Amid ongoing climate strikes, the good news is that while governments remain sluggish in responding to climate change, enterprises are moving forward aggressively.
The ongoing global climate protests, which have now extended to an estimated 185 countries, signal a growing impatience, especially from young people, about the urgency surrounding a myriad of climate challenges.
These challenges include rising levels of carbon dioxide, global warming, rising sea levels, and the like. The protests have been strategically timed in advance of the United Nations Climate Change Summit, and are largely focused on addressing institutional complacency and a lack of urgency from many sovereign countries.
However, amidst the protests, there is some good news: despite apparent governmental inaction, sustainability in both internal and customer-facing operations is becoming a much higher priority for many influential companies. Perhaps because of the UN climate summit, there has been a flurry of progress in recent months.
For example, in September sports apparel and equipment firm Nike announced with great fanfare its ‘Move to Zero’ plan to power its offices and factories with 100% renewable energy and become net neutral in terms of carbon emissions by 2025.
Also in September, banks representing $47 trillion in assets – or one-third of the global total – signed on to a set of UN-backed responsible banking principles that include a shift from ‘brown’ to ‘green’ economic growth models. Earlier in 2019, Scandinavian airline SAS began offering customers the ability to reduce their carbon footprint by offering opportunities to switch to biofuel by paying a little bit extra with each flight.
And these are just a handful of examples; most large companies now have designated executive-level focus to sustainability, and the annual ‘sustainability report’ has become the norm in many industries. With companies in a variety of markets embracing sustainability more aggressively, San Francisco-based software company Salesforce believes it is uniquely well-positioned to support these initiatives.
In September, Salesforce introduced its ‘Sustainability Cloud,’ powered by their Einstein Analytics and offering a carbon accounting product designed to give customers a 360-degree view of their environmental impact.
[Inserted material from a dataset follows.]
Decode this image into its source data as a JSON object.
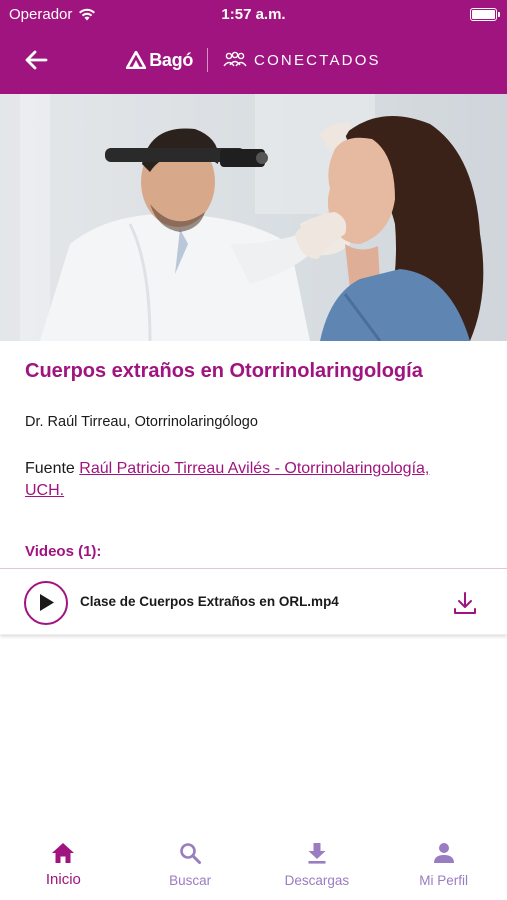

Salesforce also joins a growing number of US-based companies voicing support for aggressive emissions reduction targets, even though the US government under President Donald Trump has backed out of the 2015 UN Paris Agreement.
The current interest in sustainability represents an intriguing turning of the tables: while governments are often called on to modify the worst instincts of self-interested businesses, in the case of sustainability, these same companies are now taking action to address the frustrating level of inaction on the part of governments.